When you think about how to give a presentation involving numbers, you may immediately think of using pie charts. But I recommend avoiding pie charts if you have too many slices in the pie. This can make it difficult for the eye to quickly distinguish the relative sizes of the slices, and it can make the data more difficult to quickly interpret during a presentation. A rule of thumb is to limit the pie to six slices or fewer.
The percentages in the pie chart need to add to 100 percent. If the figures you’re using are not proportions of some whole, you may not want to use a pie chart.
Consider ordering your slices from the largest to the smallest starting from 12:00, unless you have a very specific reason to justify deviating from this order. Also, try not to make people squint to understand your data visualization.
If you have long data labels, you may want to use a horizontal bar chart instead of a vertical one. This might make your graph easier to grasp at a glance as it allows for reading from left to right as we normally do.
Consider starting the vertical axis in bar charts at zero—your audience perceives the value of the data by the length of the bar in the chart. If you start the bar at say 2,000, you may unwittingly create visual distortions in the comparisons of the lengths of the bars. An accurate judgment of length needs a zero baseline.
Unlike bar graphs, in a line chart, it’s not generally mandatory to start the vertical axis at zero. You might choose a starting value other than zero to help you focus the lens on the specific data you’re discussing. Consider using solid lines in different colors rather than a distracting variation of dotted or dashed lines.

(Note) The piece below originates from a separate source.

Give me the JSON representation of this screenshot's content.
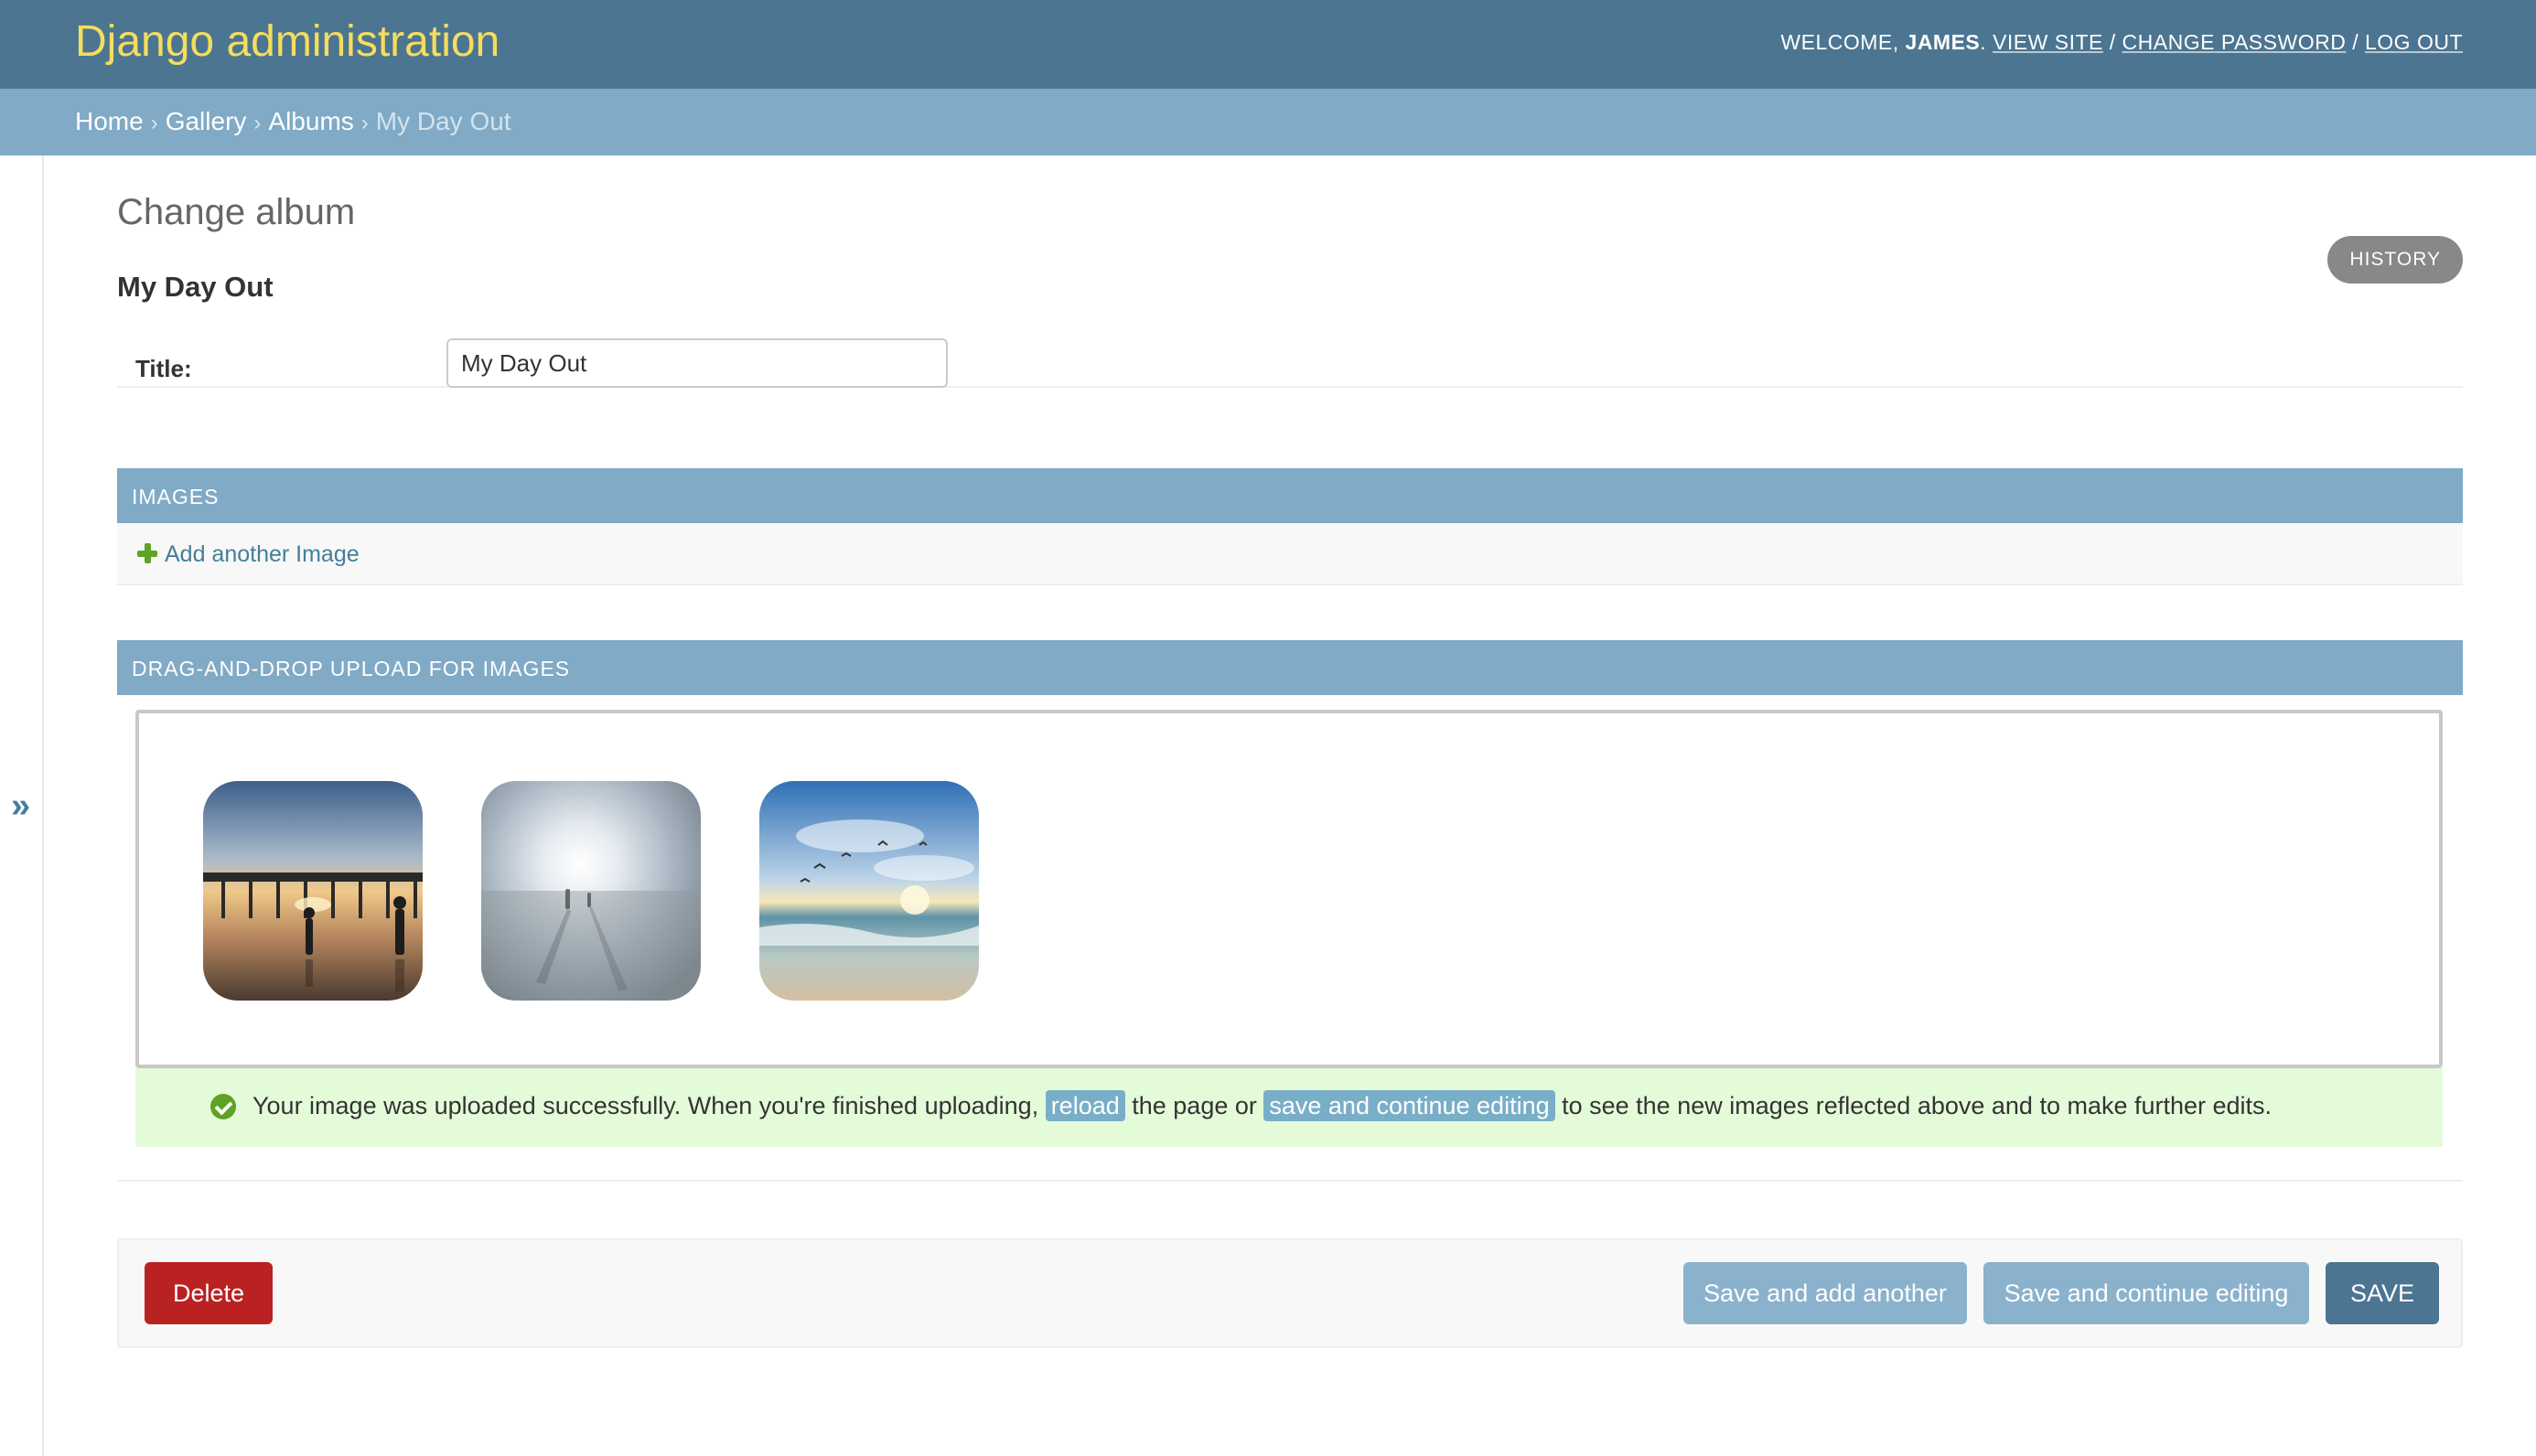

5. Be judicious in the use of tables and spreadsheets.
When learning how to give a presentation, know this: You can use a table in your presentation provided it contains a relatively small set of numbers. Complex tables or spreadsheets, however, may not be the most effective way of presenting data because your audience may not have time to quickly absorb and interpret all the figures. These can be left for the handout. In the live presentation, consider presenting a summary of only the key figures that your audience needs to understand the data.
Also, showing a table instead of a graph could be an appropriate choice if the precise number is important and may not be highlighted with the same degree of precision by using a graph. For example, you may want to ensure your audience understands a crucial change from 4.55 to 4.57. This subtlety, if important to your topic, may be lost in a graph.
6. Help your audience visualize the numbers.
Help your audience visualize the numbers by turning the unfamiliar into familiar, the abstract into concrete. For example, the total worldwide membership of LinkedIn is approximately 467 million. To help conceptualize this large number, we could say that this is 30 percent more than the entire population of the U.S. By resizing, we might give a sense of the magnitude of a large number.
You can help visualize numbers by using different types of scales such as distance, time, familiar places and things, to name a few.
7. Tell a story to help bring the numbers alive.
One more important point on how to give a presentation involving numbers has to do with storytelling. Remind yourself that data alone rarely inspires. Keep this in mind so you don’t just deliver the numbers.
Let’s say you’re showing that 30 percent of sales were from new customers while 70 percent were from regular customers. Here’s an opportunity to tell a brief story to support your numbers. For example, you might mention that the high number of regular customers is a strong indication of the degree of success of the service or quality you provide and insert an illustrative customer service story about one of your clients. Ideally, mention the very words the customer actually said when visiting your office or in their written feedback.
Numbers may boost your credibility when you present. They may help you persuade. Know what story you want to tell your constituents and use the numbers to support your story with clarity and integrity.
Credit: Post originally appeared in the American Express Open Forum Blog